─── DATA FOR THE TASK

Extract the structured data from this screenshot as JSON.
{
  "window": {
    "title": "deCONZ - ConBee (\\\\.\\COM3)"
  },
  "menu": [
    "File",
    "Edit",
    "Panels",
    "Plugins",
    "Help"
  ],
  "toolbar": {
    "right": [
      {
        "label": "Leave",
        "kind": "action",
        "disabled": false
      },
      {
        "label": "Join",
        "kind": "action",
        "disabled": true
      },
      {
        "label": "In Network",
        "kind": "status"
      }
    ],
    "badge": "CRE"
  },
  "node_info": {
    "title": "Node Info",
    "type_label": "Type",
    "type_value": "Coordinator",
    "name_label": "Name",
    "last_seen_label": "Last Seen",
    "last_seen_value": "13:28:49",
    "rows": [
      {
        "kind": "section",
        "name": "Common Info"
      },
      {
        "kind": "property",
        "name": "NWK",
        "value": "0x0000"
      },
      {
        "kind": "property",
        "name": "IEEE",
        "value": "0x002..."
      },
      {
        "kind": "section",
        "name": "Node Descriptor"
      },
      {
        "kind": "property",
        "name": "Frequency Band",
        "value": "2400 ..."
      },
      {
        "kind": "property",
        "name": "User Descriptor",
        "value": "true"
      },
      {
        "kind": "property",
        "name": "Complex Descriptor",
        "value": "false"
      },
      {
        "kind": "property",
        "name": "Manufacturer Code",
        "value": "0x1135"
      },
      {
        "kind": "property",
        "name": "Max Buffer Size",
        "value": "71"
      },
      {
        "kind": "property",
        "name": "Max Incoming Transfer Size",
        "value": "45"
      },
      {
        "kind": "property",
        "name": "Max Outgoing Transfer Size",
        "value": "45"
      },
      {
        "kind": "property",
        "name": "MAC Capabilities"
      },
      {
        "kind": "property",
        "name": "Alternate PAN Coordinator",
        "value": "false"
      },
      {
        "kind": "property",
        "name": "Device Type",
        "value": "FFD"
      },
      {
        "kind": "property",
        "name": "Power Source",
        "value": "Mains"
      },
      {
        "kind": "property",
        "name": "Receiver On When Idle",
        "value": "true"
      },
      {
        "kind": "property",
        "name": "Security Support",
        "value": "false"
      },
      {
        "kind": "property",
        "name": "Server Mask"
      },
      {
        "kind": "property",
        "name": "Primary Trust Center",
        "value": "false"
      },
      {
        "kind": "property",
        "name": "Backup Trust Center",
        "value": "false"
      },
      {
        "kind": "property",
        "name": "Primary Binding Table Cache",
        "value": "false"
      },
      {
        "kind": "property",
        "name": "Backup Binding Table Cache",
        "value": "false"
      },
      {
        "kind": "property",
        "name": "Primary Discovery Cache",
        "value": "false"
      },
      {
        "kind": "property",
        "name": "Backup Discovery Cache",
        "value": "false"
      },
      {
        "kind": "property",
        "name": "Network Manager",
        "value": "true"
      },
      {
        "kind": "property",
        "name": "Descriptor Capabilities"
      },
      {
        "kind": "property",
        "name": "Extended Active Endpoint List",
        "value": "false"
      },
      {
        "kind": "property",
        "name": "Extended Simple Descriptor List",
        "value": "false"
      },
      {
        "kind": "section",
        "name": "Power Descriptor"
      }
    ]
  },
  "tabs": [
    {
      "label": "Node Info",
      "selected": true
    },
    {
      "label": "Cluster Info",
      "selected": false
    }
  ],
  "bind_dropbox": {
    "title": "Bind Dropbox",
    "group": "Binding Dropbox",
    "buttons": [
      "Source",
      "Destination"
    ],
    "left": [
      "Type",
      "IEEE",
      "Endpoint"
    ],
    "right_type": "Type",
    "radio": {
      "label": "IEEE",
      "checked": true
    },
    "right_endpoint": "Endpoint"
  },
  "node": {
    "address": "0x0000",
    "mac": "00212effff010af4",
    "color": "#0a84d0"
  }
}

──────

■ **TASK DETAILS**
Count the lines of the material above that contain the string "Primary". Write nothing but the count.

■ **TASK RESULT**
3